Count the lines in the entries that contain "headline". Say the number and nothing more.

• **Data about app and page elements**
-- Opening Marker --

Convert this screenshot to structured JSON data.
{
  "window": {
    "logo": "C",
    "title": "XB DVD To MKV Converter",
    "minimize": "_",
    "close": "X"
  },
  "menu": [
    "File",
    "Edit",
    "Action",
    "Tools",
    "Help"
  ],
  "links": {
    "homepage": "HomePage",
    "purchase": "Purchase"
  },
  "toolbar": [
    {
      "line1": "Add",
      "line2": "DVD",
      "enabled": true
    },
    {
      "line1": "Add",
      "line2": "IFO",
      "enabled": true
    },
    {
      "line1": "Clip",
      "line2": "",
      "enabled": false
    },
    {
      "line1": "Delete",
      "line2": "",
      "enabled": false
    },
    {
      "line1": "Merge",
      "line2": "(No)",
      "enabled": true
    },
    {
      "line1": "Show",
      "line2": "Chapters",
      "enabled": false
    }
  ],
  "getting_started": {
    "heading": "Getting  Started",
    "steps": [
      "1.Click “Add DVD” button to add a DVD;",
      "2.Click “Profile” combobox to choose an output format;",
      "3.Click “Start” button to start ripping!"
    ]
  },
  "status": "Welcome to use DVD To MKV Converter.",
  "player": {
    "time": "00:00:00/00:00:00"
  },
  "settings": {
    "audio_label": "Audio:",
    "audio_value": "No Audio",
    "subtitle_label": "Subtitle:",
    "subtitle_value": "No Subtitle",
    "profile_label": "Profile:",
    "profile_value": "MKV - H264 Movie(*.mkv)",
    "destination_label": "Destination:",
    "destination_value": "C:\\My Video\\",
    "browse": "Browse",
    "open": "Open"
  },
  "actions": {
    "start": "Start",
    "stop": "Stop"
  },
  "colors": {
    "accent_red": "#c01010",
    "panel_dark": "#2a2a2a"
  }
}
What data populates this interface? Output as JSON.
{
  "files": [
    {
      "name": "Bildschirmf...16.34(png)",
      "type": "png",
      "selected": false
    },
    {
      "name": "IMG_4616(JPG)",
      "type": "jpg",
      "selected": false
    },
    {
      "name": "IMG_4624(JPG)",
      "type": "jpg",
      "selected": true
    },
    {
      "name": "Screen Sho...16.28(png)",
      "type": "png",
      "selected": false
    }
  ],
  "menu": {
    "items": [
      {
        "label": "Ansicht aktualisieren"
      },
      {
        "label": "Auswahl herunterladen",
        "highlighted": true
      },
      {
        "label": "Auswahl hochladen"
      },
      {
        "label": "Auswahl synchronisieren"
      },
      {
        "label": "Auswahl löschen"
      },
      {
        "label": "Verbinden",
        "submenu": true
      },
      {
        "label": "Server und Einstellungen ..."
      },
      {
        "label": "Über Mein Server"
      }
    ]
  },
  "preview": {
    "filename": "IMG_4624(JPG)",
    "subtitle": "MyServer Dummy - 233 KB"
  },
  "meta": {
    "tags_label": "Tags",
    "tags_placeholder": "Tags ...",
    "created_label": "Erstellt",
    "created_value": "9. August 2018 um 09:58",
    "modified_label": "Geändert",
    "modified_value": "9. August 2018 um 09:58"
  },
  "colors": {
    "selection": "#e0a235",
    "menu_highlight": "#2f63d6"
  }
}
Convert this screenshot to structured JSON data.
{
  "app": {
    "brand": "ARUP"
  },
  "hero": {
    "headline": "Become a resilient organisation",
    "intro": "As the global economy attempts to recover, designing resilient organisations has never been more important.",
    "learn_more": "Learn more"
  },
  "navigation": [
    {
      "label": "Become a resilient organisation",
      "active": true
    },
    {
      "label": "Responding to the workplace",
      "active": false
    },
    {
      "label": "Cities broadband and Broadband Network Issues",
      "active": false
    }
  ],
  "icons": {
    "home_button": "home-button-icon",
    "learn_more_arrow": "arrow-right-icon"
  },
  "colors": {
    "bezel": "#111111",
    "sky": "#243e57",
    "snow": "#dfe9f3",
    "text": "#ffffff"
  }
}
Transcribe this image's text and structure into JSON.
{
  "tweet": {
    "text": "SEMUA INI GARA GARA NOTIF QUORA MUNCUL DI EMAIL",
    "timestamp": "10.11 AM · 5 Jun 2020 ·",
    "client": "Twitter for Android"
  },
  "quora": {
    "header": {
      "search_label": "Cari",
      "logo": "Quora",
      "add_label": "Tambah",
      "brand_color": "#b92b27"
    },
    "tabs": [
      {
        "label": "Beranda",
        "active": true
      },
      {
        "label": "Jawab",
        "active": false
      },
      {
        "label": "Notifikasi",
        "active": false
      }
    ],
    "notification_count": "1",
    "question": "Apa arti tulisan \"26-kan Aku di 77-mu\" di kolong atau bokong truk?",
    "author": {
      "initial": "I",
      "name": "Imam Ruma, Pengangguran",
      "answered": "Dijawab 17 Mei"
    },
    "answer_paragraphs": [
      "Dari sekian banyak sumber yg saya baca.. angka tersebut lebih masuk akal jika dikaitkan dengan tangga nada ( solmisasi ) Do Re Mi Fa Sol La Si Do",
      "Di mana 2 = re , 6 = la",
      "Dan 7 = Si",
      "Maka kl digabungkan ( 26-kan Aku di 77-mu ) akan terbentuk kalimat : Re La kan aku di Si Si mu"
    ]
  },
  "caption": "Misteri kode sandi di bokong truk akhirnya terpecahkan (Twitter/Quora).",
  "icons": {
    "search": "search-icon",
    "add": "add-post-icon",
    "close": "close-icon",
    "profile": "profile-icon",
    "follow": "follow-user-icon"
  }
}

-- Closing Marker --
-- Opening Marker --

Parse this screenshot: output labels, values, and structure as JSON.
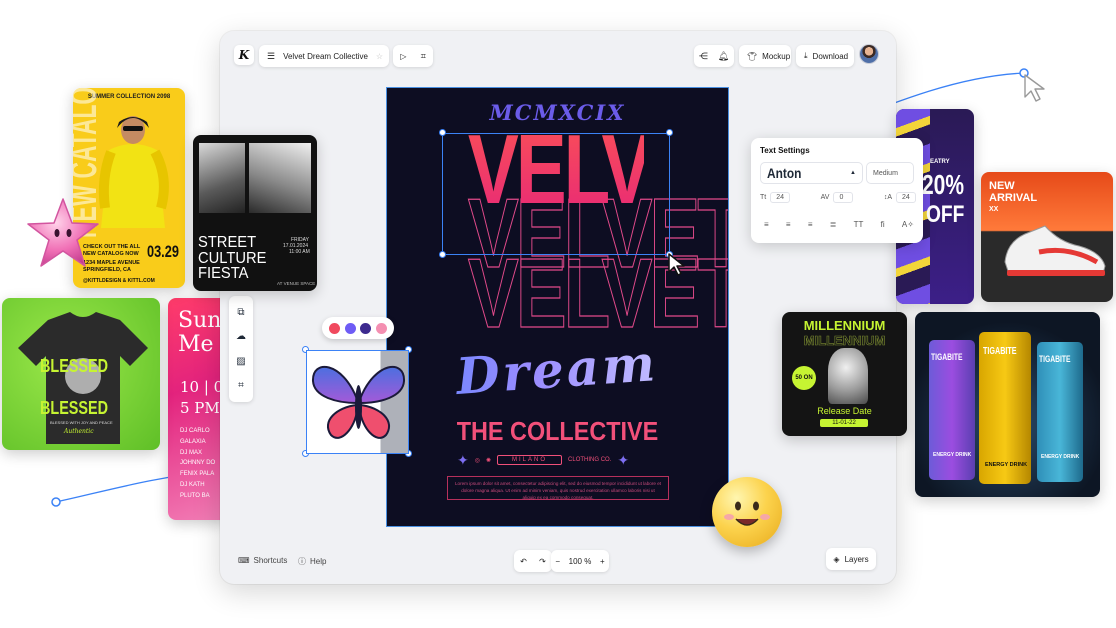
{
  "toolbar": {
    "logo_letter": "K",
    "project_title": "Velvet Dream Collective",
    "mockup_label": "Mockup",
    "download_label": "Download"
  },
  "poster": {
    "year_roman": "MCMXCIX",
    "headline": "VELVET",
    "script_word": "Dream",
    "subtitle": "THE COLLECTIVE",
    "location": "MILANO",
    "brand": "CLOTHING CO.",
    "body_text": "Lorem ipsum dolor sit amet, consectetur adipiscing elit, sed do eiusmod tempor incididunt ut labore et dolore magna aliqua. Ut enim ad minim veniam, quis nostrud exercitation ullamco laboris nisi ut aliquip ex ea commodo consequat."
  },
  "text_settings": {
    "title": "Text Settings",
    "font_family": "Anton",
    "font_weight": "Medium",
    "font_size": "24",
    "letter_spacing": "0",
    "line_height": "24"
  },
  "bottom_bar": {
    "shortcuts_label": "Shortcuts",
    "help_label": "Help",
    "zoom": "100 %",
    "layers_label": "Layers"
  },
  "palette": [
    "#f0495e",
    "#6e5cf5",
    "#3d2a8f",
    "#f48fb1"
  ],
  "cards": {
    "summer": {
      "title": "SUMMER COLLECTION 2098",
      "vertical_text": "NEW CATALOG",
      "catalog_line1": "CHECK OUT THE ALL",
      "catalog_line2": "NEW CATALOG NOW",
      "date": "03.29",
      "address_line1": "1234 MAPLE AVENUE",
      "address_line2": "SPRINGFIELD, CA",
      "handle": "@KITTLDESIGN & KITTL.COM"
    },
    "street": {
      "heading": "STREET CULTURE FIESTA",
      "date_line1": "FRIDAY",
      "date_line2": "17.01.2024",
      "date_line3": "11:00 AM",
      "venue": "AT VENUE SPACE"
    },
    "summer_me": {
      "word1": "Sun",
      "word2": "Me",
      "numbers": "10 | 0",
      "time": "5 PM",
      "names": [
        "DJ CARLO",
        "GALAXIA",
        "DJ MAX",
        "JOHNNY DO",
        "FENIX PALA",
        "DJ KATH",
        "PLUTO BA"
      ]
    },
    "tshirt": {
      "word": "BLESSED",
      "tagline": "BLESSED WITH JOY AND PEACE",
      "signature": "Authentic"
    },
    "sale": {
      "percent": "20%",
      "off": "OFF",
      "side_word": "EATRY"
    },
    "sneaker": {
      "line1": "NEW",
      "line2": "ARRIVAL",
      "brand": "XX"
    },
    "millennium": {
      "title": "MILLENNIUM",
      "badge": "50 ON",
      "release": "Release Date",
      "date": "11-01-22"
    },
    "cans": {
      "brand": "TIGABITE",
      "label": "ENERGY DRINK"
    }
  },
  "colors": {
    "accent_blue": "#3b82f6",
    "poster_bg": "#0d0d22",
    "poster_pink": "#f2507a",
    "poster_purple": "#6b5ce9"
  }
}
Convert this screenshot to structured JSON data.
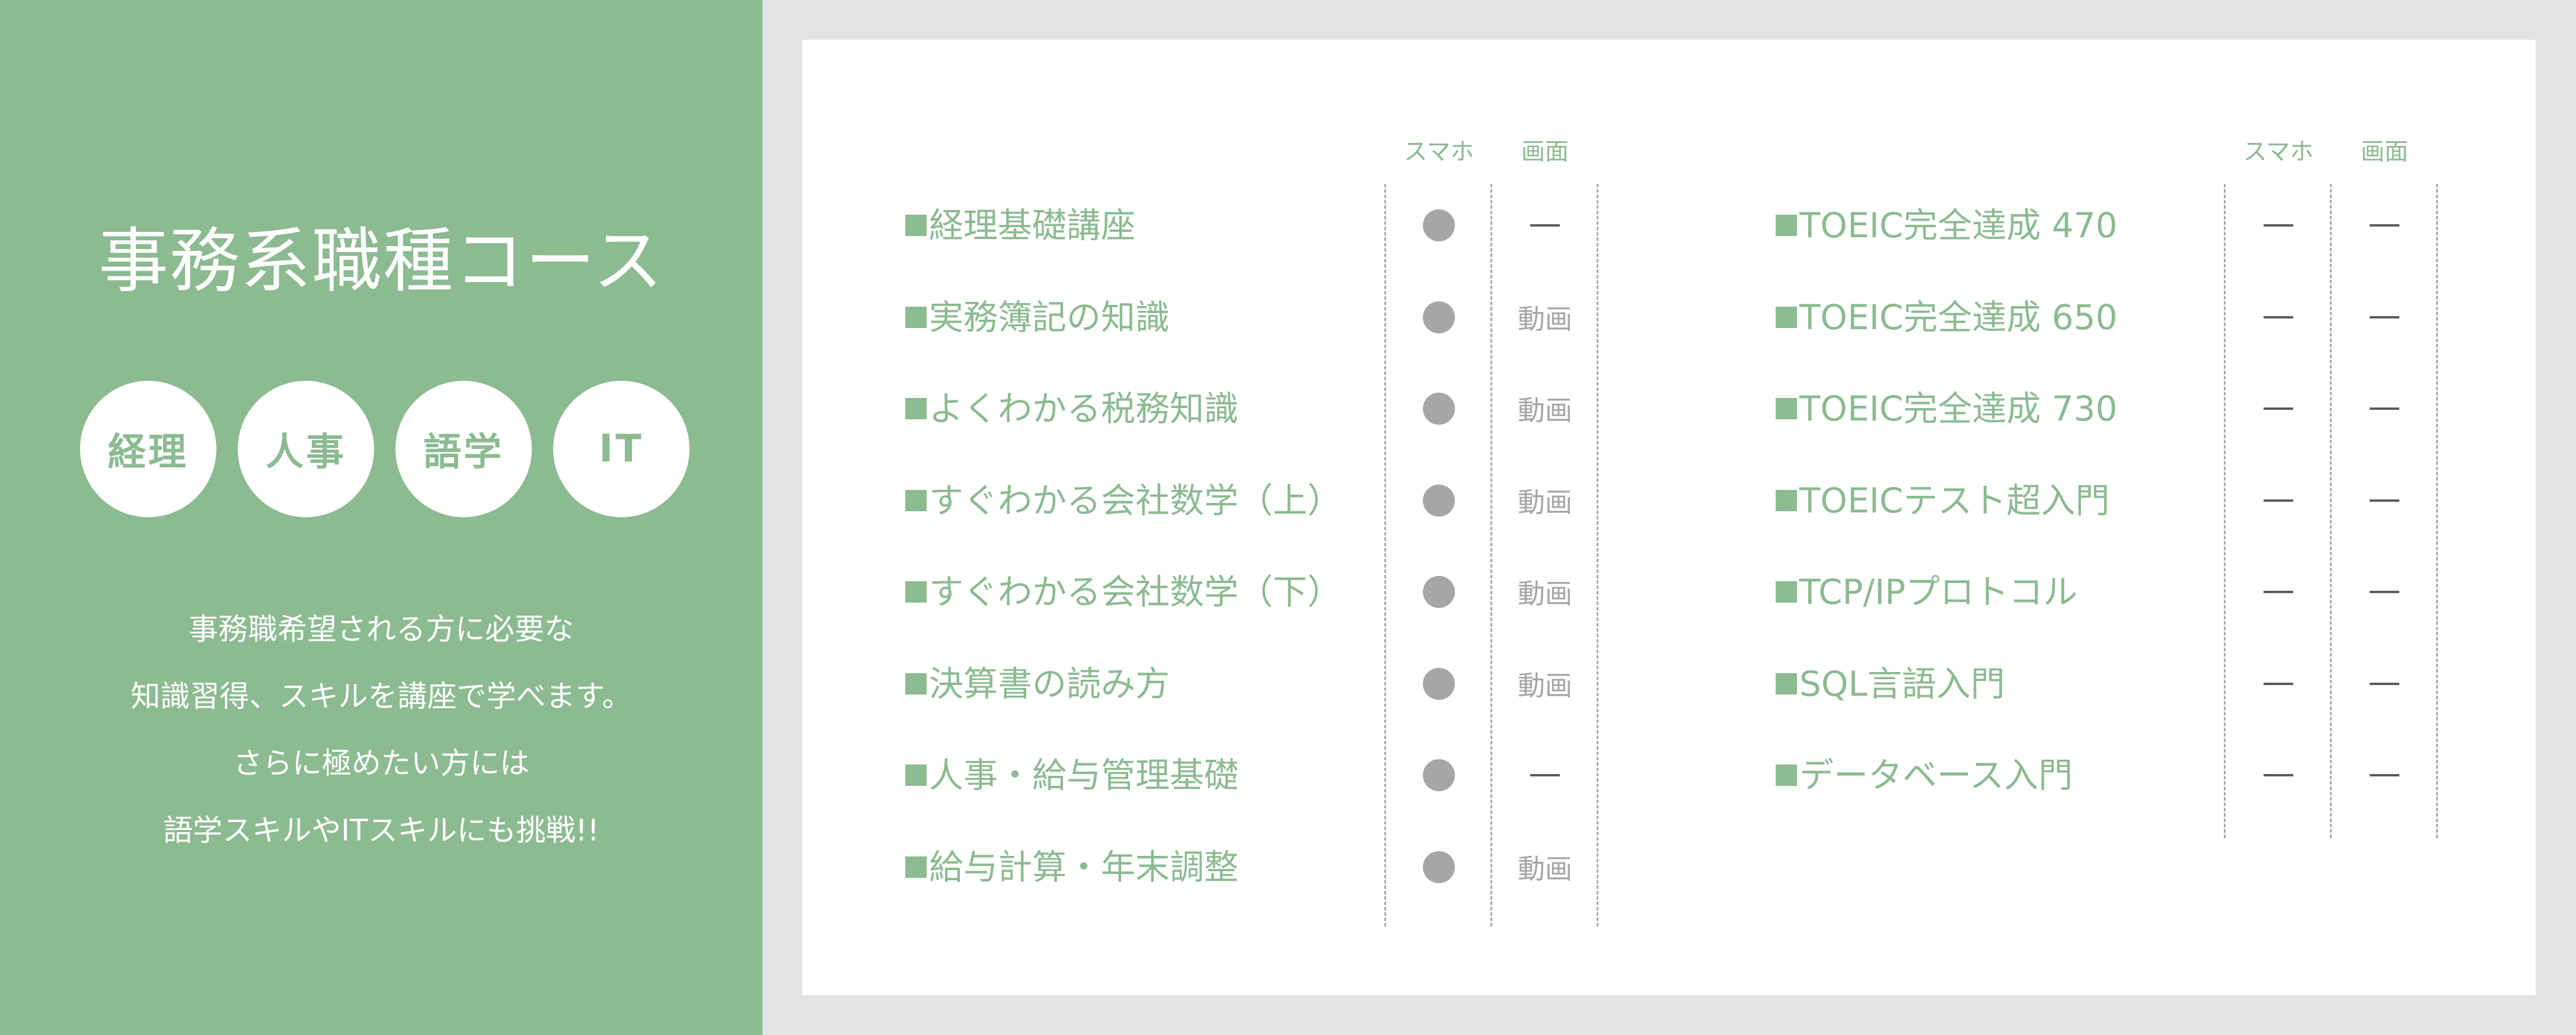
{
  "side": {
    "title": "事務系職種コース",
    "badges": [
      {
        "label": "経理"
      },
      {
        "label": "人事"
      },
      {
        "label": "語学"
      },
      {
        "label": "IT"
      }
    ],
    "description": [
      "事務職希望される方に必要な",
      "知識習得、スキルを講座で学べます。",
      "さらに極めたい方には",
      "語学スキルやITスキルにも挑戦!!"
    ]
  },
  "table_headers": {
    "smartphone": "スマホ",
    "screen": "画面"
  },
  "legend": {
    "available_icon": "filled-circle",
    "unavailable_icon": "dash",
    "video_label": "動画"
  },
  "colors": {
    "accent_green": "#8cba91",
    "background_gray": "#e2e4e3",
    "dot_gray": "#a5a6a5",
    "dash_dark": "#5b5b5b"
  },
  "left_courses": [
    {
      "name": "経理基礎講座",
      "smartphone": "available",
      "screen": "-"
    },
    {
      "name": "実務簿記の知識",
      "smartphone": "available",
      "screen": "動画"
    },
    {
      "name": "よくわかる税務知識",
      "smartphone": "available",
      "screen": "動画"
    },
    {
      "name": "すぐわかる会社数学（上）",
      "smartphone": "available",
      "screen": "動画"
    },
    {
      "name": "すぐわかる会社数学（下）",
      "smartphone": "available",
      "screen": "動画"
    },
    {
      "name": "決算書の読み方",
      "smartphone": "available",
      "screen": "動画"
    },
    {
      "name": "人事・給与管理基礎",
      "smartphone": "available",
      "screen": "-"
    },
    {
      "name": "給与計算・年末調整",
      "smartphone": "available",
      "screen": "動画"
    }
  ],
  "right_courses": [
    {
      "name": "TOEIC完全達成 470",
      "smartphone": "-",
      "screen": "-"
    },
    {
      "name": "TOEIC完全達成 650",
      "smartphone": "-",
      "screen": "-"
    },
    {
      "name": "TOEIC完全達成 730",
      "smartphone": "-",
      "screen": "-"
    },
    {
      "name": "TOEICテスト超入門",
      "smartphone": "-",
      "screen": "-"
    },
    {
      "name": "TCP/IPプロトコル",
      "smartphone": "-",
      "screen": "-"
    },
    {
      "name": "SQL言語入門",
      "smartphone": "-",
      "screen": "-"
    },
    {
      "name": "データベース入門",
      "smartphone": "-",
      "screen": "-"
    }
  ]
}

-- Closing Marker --

• **Answer for this exercise**
2